I have been mulling over my neural networks idea (see link). This is a bit of a ramble and only makes sense if you have read the original idea.
A useful neural network would require a large number of modules. Producing very small modules allows a large number of modules to be connected, but also presents
Using current semiconductor manufacturing the modules could be made very small; preferably the same size as a neuron in an animal brain (approximately 50 micron diameter)
This would be achieved by fabricating an array of circuits onto thin film semiconductors (with a depth of 50 microns). The thin films would then be cut/shattered into the tiny blocks each containing a circuit.
This would make it possible to have 8000 modules within 1mm^3. And 8 million in a cm^3, 8 billion in a 10 cm cube, 232 billion in a 30 cm cube (the human brain has roughly 100 billion neurons).
Making the modules this small would come at a cost: difficulty in manipulation, i.e. it would be extremely time-consuming to place each block individually. Instead of individually placing modules, they could be arranged randomly. Luckily randomness is a key element in designing the neural networks by an evolution approach.
Randomly arranging modules means each module needs to function regardless of the orientation. Each face of each module needs to potentially act as an input and/or an output.
Because the design of neural networks is an iterative process, the blocks would need to be assembled and disassembled many times. Separating the blocks could be achieved by making different types of blocks different densities; blocks are immersed in a liquid such that some sink and some float. The modules could also be made of different colours if finer manipulation needs to occur.
Modules of different circuit types would be mixed together. The mixture of modules would then be sprinkled over a bed of nails. The nails would align the modules into a regular cubic lattice so that the face of each module would contact the face of an adjacent module.

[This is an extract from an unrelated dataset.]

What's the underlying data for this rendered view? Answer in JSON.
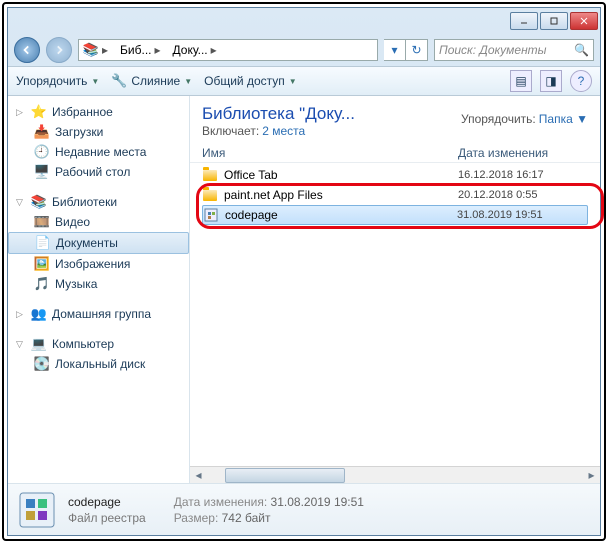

Each module is shaped like a 3d cross. This allows the modules to be easily aligned into a cubic lattice. (see illustration)
The small scale and inexactness of alignment would necessitate each face being only a single electrical contact. Having only a single face of contact presents some difficulties: a) getting both power *and* signal to the modules; and b) determining the directionality (i.e. whether the face is acting as an input or an output) at each electrode face.
powering the blocks
Each module face can only have a single electrical contact (because of size and alignment issues). The electrical contact must be used for transmitting the signals between modules.
So how to get power to all the modules? Wirelessly. Each module would have an embedded inductor which acts to receive the alternating magnetic field.
type of modules
There would be two types of modules - neurons and dendrites. The neurons would act to receive/transmit the information from its inputs/outputs. The dendrites would act to connect the neurons. The development of the neural network would involve finding the best way of combining the neurons and the dendrites.
The basic function of a neuron is to fire an output signal when sufficient input signals arrive.
The simplest circuit design which emulates a neuron is an amplifier. Input signals from each face of each module are combined and the sum of signals is output to one of the remaining faces. For example five of the faces are inputs while the remaining face acts as an output (Alternatively 5 outputs, 1 input). However, this does not adequately address the problem of making each module capable of functioning regardless of orientation.
One solution is have the 6 amplifiers *superimposed* on one another. So each face simultaneously acts as an input for 5 different amplifiers and an output for another amplifier. A simple protection device could be added at each face to prevent output->input feedback.
Merely having a large number of amplifiers stuck together probably isnt going to lead to complex circuitry. What is needed is non-linear components. A simple non linear device such as a diode is placed at each output.
The diode makes the amplifier fire an output signal only when there is enough voltage to overcome the diode barrier voltage (typically 0.7 V). This replicates a function of neurons - they fire in a burst with sufficient input.
Basic dendrites would electrically connect adjacent modules. To allow for a *learning* neural network, the dendrites would adapt/change over time.
For example, the dendrites could increase/decrease resistance over time. The more signals which pass through a dendrite, the stronger (i.e. lower resistance)the connection becomes. This could be achieved using something like varistors or a floating gate transistor. This emulates how connections in the brain work - growing/dying depending on use. The dendrites could have a resistance change that is either reversible or non-reversible.